A nuclear policy group is calling for more research on the health effects of special ammunition used by the U.S. military in the Iraq and other wars.
Tank-busting shells made of an extremely dense metal called depleted uranium are a Pentagon favorite. The super-hard shells penetrate heavy armor extremely well. They were used extensively in Iraq, as well as in the last Gulf war, and in the Balkans.
But depleted uranium is slightly radioactive, and can be toxic at high levels. Executive Director Charles Sheehan-Miles of the Nuclear Policy Research Institute says civilians may be at risk, even after combat is over.
"On impact the rounds burn into tiny particles. These blow into the air from the explosion," he said. "They settle around the impact site. They fill the damaged vehicle, and they can be inhaled or ingested by anyone who enters or climbs on the damaged vehicle."
Mr. Sheehan-Miles says children playing on damaged tanks may be especially at risk. Depleted uranium that finds its way into food crops and ground water may also pose a health risk.
Iraqi health officials have reported increases in birth defects and cancers since the 1991 Gulf War, especially in children. These figures have not been independently verified.
Mr. Sheehan-Miles says the health risks from depleted uranium, or DU, may be greater after the latest war in Iraq.
"DU munitions were fired over a longer period of time in sustained combat for several weeks. They were also used in highly populated urban areas," he said. "DU munitions were fired in Baghdad and in the other cities.

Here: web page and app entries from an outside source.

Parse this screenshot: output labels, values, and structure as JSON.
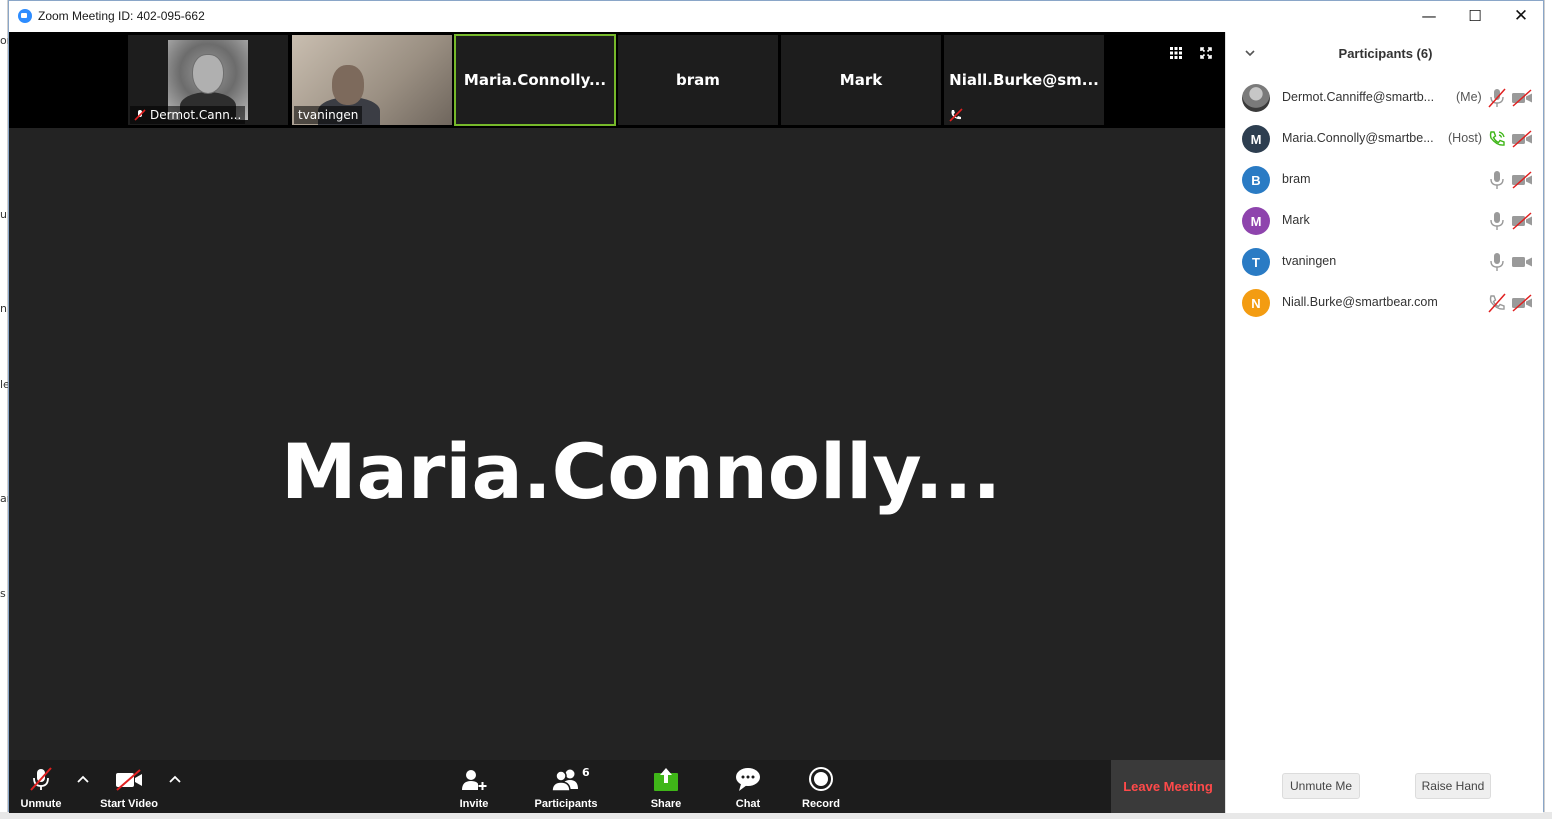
{
  "window": {
    "title": "Zoom Meeting ID: 402-095-662",
    "minimize_glyph": "—",
    "maximize_glyph": "☐",
    "close_glyph": "✕"
  },
  "thumbnails": [
    {
      "label": "Dermot.Cann...",
      "type": "video",
      "mic_muted": true
    },
    {
      "label": "tvaningen",
      "type": "video",
      "mic_muted": false
    },
    {
      "label": "Maria.Connolly...",
      "type": "name",
      "active": true
    },
    {
      "label": "bram",
      "type": "name"
    },
    {
      "label": "Mark",
      "type": "name"
    },
    {
      "label": "Niall.Burke@sm...",
      "type": "name",
      "phone_muted": true
    }
  ],
  "active_speaker": "Maria.Connolly...",
  "toolbar": {
    "unmute": "Unmute",
    "start_video": "Start Video",
    "invite": "Invite",
    "participants": "Participants",
    "participants_count": "6",
    "share": "Share",
    "chat": "Chat",
    "record": "Record",
    "leave": "Leave Meeting"
  },
  "panel": {
    "title": "Participants (6)",
    "participants": [
      {
        "initial": "",
        "name": "Dermot.Canniffe@smartb...",
        "role": "(Me)",
        "avatar_color": "photo",
        "audio": "muted",
        "video": "off"
      },
      {
        "initial": "M",
        "name": "Maria.Connolly@smartbe...",
        "role": "(Host)",
        "avatar_color": "#2d3e50",
        "audio": "phone",
        "video": "off"
      },
      {
        "initial": "B",
        "name": "bram",
        "role": "",
        "avatar_color": "#2a7bc4",
        "audio": "mic",
        "video": "off"
      },
      {
        "initial": "M",
        "name": "Mark",
        "role": "",
        "avatar_color": "#8e44ad",
        "audio": "mic",
        "video": "off"
      },
      {
        "initial": "T",
        "name": "tvaningen",
        "role": "",
        "avatar_color": "#2a7bc4",
        "audio": "mic",
        "video": "on"
      },
      {
        "initial": "N",
        "name": "Niall.Burke@smartbear.com",
        "role": "",
        "avatar_color": "#f39c12",
        "audio": "phone-muted",
        "video": "off"
      }
    ],
    "unmute_me": "Unmute Me",
    "raise_hand": "Raise Hand"
  },
  "desktop_fragments": [
    "or",
    "u",
    "n",
    "le",
    "ar",
    "s"
  ],
  "colors": {
    "accent_active": "#76b82a",
    "leave_red": "#ff4a4a",
    "muted_red": "#e02020",
    "share_green": "#3fb618",
    "zoom_blue": "#2d8cff"
  }
}
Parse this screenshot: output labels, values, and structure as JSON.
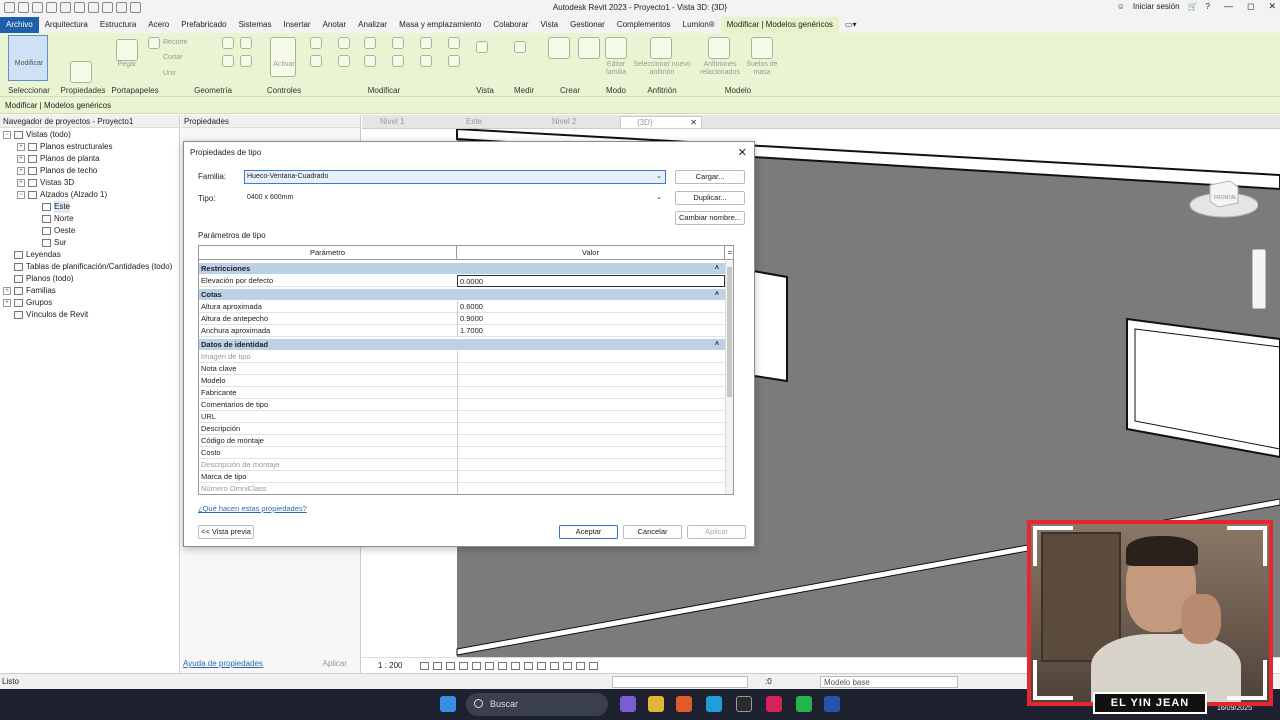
{
  "app": {
    "title": "Autodesk Revit 2023 - Proyecto1 - Vista 3D: {3D}",
    "signin": "Iniciar sesión"
  },
  "menu": {
    "tabs": [
      "Archivo",
      "Arquitectura",
      "Estructura",
      "Acero",
      "Prefabricado",
      "Sistemas",
      "Insertar",
      "Anotar",
      "Analizar",
      "Masa y emplazamiento",
      "Colaborar",
      "Vista",
      "Gestionar",
      "Complementos",
      "Lumion®",
      "Modificar | Modelos genéricos"
    ],
    "active": "Modificar | Modelos genéricos"
  },
  "ribbon": {
    "modify_label": "Modificar",
    "buttons": {
      "paste": "Pegar",
      "cut": "Cortar",
      "recorte": "Recorte",
      "unir": "Unir",
      "activar": "Activar",
      "editar_familia": "Editar familia",
      "seleccionar_anfitrion": "Seleccionar nuevo anfitrión",
      "anfitriones": "Anfitriones relacionados",
      "suelos_masa": "Suelos de masa"
    },
    "panels": [
      "Seleccionar",
      "Propiedades",
      "Portapapeles",
      "Geometría",
      "Controles",
      "Modificar",
      "Vista",
      "Medir",
      "Crear",
      "Modo",
      "Anfitrión",
      "Modelo"
    ]
  },
  "options_bar": "Modificar | Modelos genéricos",
  "browser": {
    "title": "Navegador de proyectos - Proyecto1",
    "nodes": [
      {
        "label": "Vistas (todo)",
        "level": 0,
        "toggle": "−"
      },
      {
        "label": "Planos estructurales",
        "level": 1,
        "toggle": "+"
      },
      {
        "label": "Planos de planta",
        "level": 1,
        "toggle": "+"
      },
      {
        "label": "Planos de techo",
        "level": 1,
        "toggle": "+"
      },
      {
        "label": "Vistas 3D",
        "level": 1,
        "toggle": "+"
      },
      {
        "label": "Alzados (Alzado 1)",
        "level": 1,
        "toggle": "−"
      },
      {
        "label": "Este",
        "level": 2,
        "toggle": ""
      },
      {
        "label": "Norte",
        "level": 2,
        "toggle": ""
      },
      {
        "label": "Oeste",
        "level": 2,
        "toggle": ""
      },
      {
        "label": "Sur",
        "level": 2,
        "toggle": ""
      },
      {
        "label": "Leyendas",
        "level": 0,
        "toggle": ""
      },
      {
        "label": "Tablas de planificación/Cantidades (todo)",
        "level": 0,
        "toggle": ""
      },
      {
        "label": "Planos (todo)",
        "level": 0,
        "toggle": ""
      },
      {
        "label": "Familias",
        "level": 0,
        "toggle": "+"
      },
      {
        "label": "Grupos",
        "level": 0,
        "toggle": "+"
      },
      {
        "label": "Vínculos de Revit",
        "level": 0,
        "toggle": ""
      }
    ]
  },
  "properties": {
    "title": "Propiedades",
    "help_link": "Ayuda de propiedades",
    "apply": "Aplicar"
  },
  "view_tabs": [
    {
      "label": "Nivel 1",
      "active": false
    },
    {
      "label": "Este",
      "active": false
    },
    {
      "label": "Nivel 2",
      "active": false
    },
    {
      "label": "{3D}",
      "active": true,
      "close": "✕"
    }
  ],
  "viewport": {
    "viewcube_label": "FRONTAL",
    "scale": "1 : 200"
  },
  "statusbar": {
    "left": "Listo",
    "zero": ":0",
    "model": "Modelo base"
  },
  "taskbar": {
    "search": "Buscar",
    "date": "16/09/2025"
  },
  "dialog": {
    "title": "Propiedades de tipo",
    "close": "✕",
    "family_label": "Familia:",
    "family_value": "Hueco-Ventana-Cuadrado",
    "type_label": "Tipo:",
    "type_value": "0400 x 600mm",
    "btn_load": "Cargar...",
    "btn_duplicate": "Duplicar...",
    "btn_rename": "Cambiar nombre...",
    "type_params_label": "Parámetros de tipo",
    "col_param": "Parámetro",
    "col_value": "Valor",
    "col_extra": "=",
    "rows": [
      {
        "kind": "group",
        "p": "Restricciones",
        "v": ""
      },
      {
        "kind": "row",
        "p": "Elevación por defecto",
        "v": "0.0000",
        "edit": true
      },
      {
        "kind": "group",
        "p": "Cotas",
        "v": ""
      },
      {
        "kind": "row",
        "p": "Altura aproximada",
        "v": "0.6000"
      },
      {
        "kind": "row",
        "p": "Altura de antepecho",
        "v": "0.9000"
      },
      {
        "kind": "row",
        "p": "Anchura aproximada",
        "v": "1.7000"
      },
      {
        "kind": "group",
        "p": "Datos de identidad",
        "v": ""
      },
      {
        "kind": "dis",
        "p": "Imagen de tipo",
        "v": ""
      },
      {
        "kind": "row",
        "p": "Nota clave",
        "v": ""
      },
      {
        "kind": "row",
        "p": "Modelo",
        "v": ""
      },
      {
        "kind": "row",
        "p": "Fabricante",
        "v": ""
      },
      {
        "kind": "row",
        "p": "Comentarios de tipo",
        "v": ""
      },
      {
        "kind": "row",
        "p": "URL",
        "v": ""
      },
      {
        "kind": "row",
        "p": "Descripción",
        "v": ""
      },
      {
        "kind": "row",
        "p": "Código de montaje",
        "v": ""
      },
      {
        "kind": "row",
        "p": "Costo",
        "v": ""
      },
      {
        "kind": "dis",
        "p": "Descripción de montaje",
        "v": ""
      },
      {
        "kind": "row",
        "p": "Marca de tipo",
        "v": ""
      },
      {
        "kind": "dis",
        "p": "Número OmniClass",
        "v": ""
      }
    ],
    "help_link": "¿Qué hacen estas propiedades?",
    "btn_preview": "<< Vista previa",
    "btn_ok": "Aceptar",
    "btn_cancel": "Cancelar",
    "btn_apply": "Aplicar"
  },
  "overlay": {
    "banner": "EL YIN JEAN"
  },
  "colors": {
    "ribbon_bg": "#e9f5d2",
    "file_tab": "#1f5ea8",
    "group_row": "#bcd0e8",
    "webcam_border": "#e8262f"
  }
}
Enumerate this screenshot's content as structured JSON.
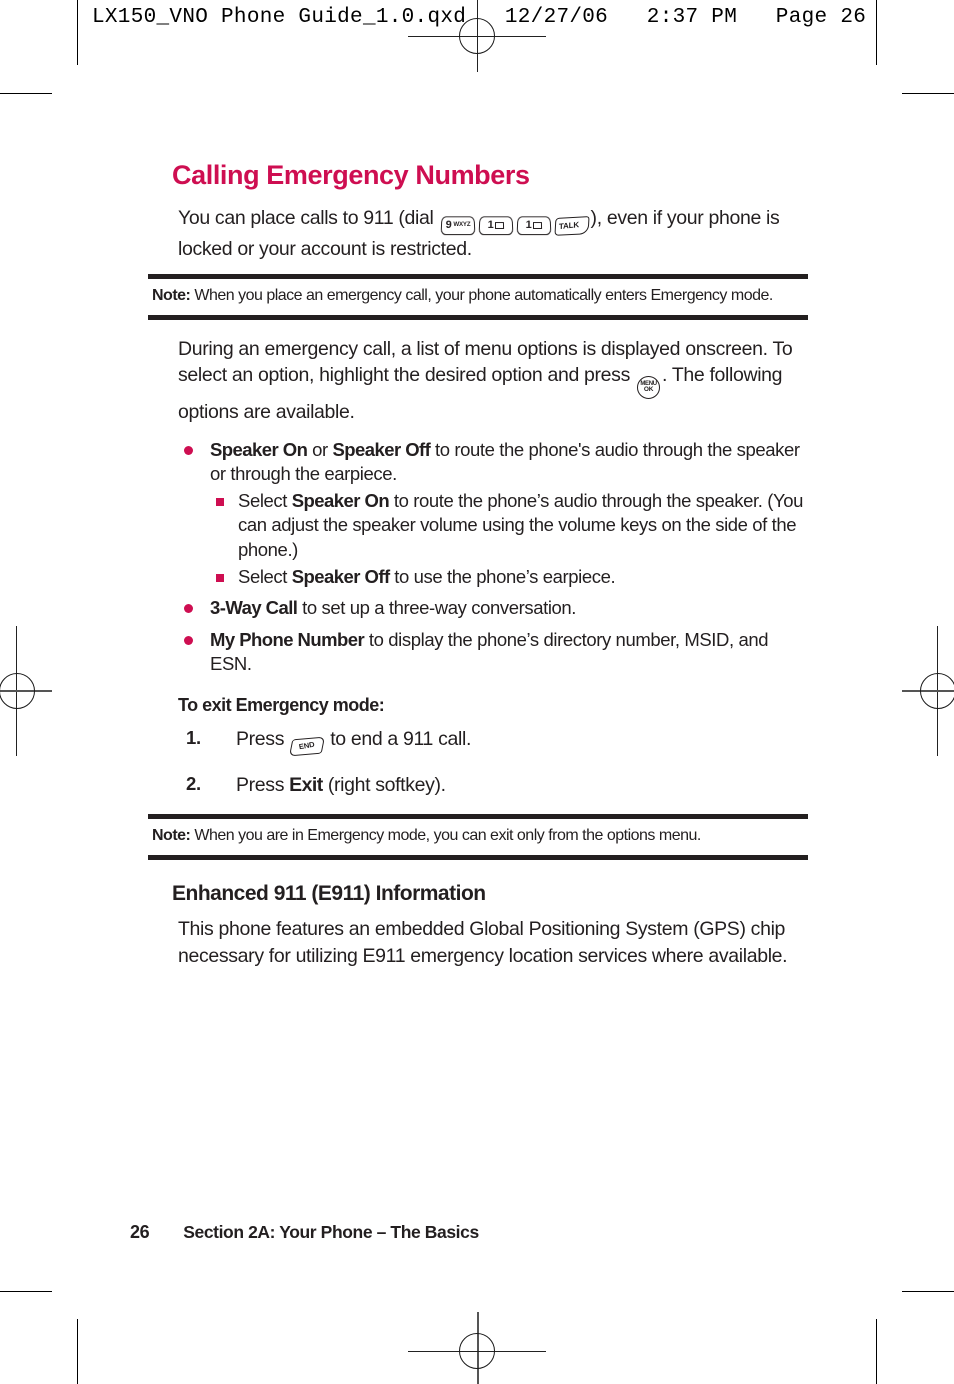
{
  "prepress": {
    "header": "LX150_VNO Phone Guide_1.0.qxd   12/27/06   2:37 PM   Page 26"
  },
  "section": {
    "title": "Calling Emergency Numbers",
    "intro_before": "You can place calls to 911 (dial ",
    "intro_after": "), even if your phone is locked or your account is restricted."
  },
  "keys": {
    "nine": {
      "digit": "9",
      "letters": "WXYZ",
      "name": "key-9-wxyz"
    },
    "one_a": {
      "digit": "1",
      "letters": "envelope",
      "name": "key-1-voicemail"
    },
    "one_b": {
      "digit": "1",
      "letters": "envelope",
      "name": "key-1-voicemail"
    },
    "talk": {
      "label": "TALK",
      "name": "key-talk"
    },
    "end": {
      "label": "END",
      "name": "key-end"
    },
    "menu": {
      "line1": "MENU",
      "line2": "OK",
      "name": "key-menu-ok"
    }
  },
  "note1": {
    "label": "Note:",
    "text": " When you place an emergency call, your phone automatically enters Emergency mode."
  },
  "note2": {
    "label": "Note:",
    "text": " When you are in Emergency mode, you can exit only from the options menu."
  },
  "menu_para": {
    "before": "During an emergency call, a list of menu options is displayed onscreen. To select an option, highlight the desired option and press ",
    "after": ". The following options are available."
  },
  "options": [
    {
      "bold1": "Speaker On",
      "mid": " or ",
      "bold2": "Speaker Off",
      "rest": " to route the phone's audio through the speaker or through the earpiece.",
      "subitems": [
        {
          "before": "Select ",
          "bold": "Speaker On",
          "after": " to route the phone’s audio through the speaker. (You can adjust the speaker volume using the volume keys on the side of the phone.)"
        },
        {
          "before": "Select ",
          "bold": "Speaker Off",
          "after": " to use the phone’s earpiece."
        }
      ]
    },
    {
      "bold1": "3-Way Call",
      "rest": " to set up a three-way conversation."
    },
    {
      "bold1": "My Phone Number",
      "rest": " to display the phone’s directory number, MSID, and ESN."
    }
  ],
  "exit_heading": "To exit Emergency mode:",
  "steps": [
    {
      "num": "1.",
      "before": "Press ",
      "after": " to end a 911 call."
    },
    {
      "num": "2.",
      "before": "Press ",
      "bold": "Exit",
      "after": " (right softkey)."
    }
  ],
  "e911": {
    "heading": "Enhanced 911 (E911) Information",
    "body": "This phone features an embedded Global Positioning System (GPS) chip necessary for utilizing E911 emergency location services where available."
  },
  "footer": {
    "page_number": "26",
    "breadcrumb": "Section 2A: Your Phone – The Basics"
  },
  "colors": {
    "accent": "#CE0E51",
    "text": "#231f20"
  }
}
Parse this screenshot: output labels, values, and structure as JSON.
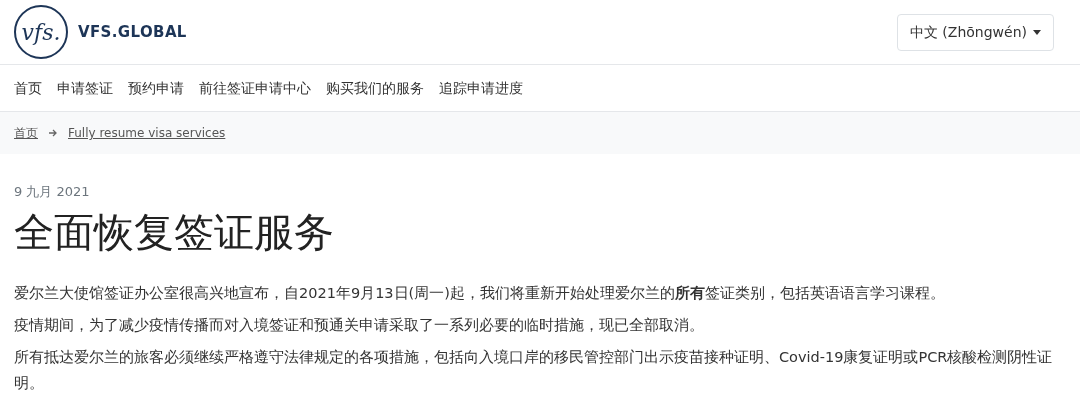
{
  "header": {
    "logo_mark": "vfs.",
    "logo_text": "VFS.GLOBAL",
    "language_button": "中文 (Zhōngwén)"
  },
  "nav": {
    "items": [
      "首页",
      "申请签证",
      "预约申请",
      "前往签证申请中心",
      "购买我们的服务",
      "追踪申请进度"
    ]
  },
  "breadcrumb": {
    "items": [
      "首页",
      "Fully resume visa services"
    ]
  },
  "article": {
    "date": "9 九月 2021",
    "title": "全面恢复签证服务",
    "paragraphs": [
      "爱尔兰大使馆签证办公室很高兴地宣布，自2021年9月13日(周一)起，我们将重新开始处理爱尔兰的**所有**签证类别，包括英语语言学习课程。",
      "疫情期间，为了减少疫情传播而对入境签证和预通关申请采取了一系列必要的临时措施，现已全部取消。",
      "所有抵达爱尔兰的旅客必须继续严格遵守法律规定的各项措施，包括向入境口岸的移民管控部门出示疫苗接种证明、Covid-19康复证明或PCR核酸检测阴性证明。"
    ]
  }
}
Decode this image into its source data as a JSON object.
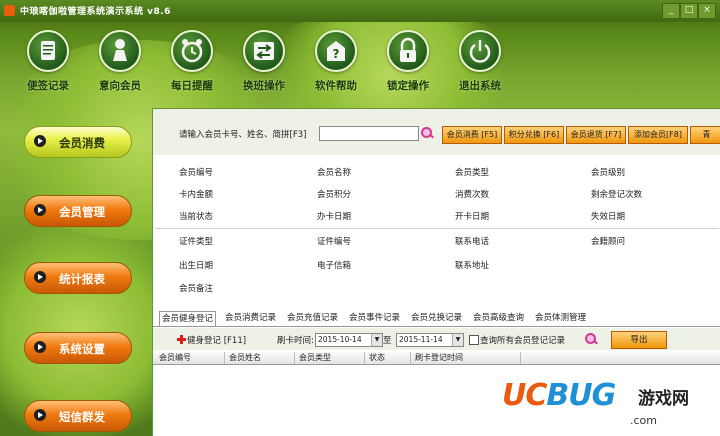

So this dramatically increases the urgency of dealing with this issue."
The U.S. military disagrees. Pentagon officials say depleted uranium ammunition does not pose any health risk.
Studies on the issue have been mostly incomplete or inconclusive. The U.S. National Academy of Sciences says there is some evidence that depleted uranium exposure does not cause kidney damage, and at low doses does not cause lung cancer. But the study says there is not enough data to make a conclusion about higher-level exposure. And the Academy says it just can not say whether depleted uranium causes other kinds of cancer, or other diseases.
The Nuclear Policy Research Institute is calling for independent studies on the health effects of depleted uranium in Iraq. Mr. Sheehan-Miles says if the coalition forces do not trust Iraqi studies on depleted uranium, they need to allow outside doctors to evaluate the claims.
"The medical experts need to make that determination, not policy experts," he said.
The Institute is also calling on coalition forces to cordon off and clean up depleted uranium-contaminated sites.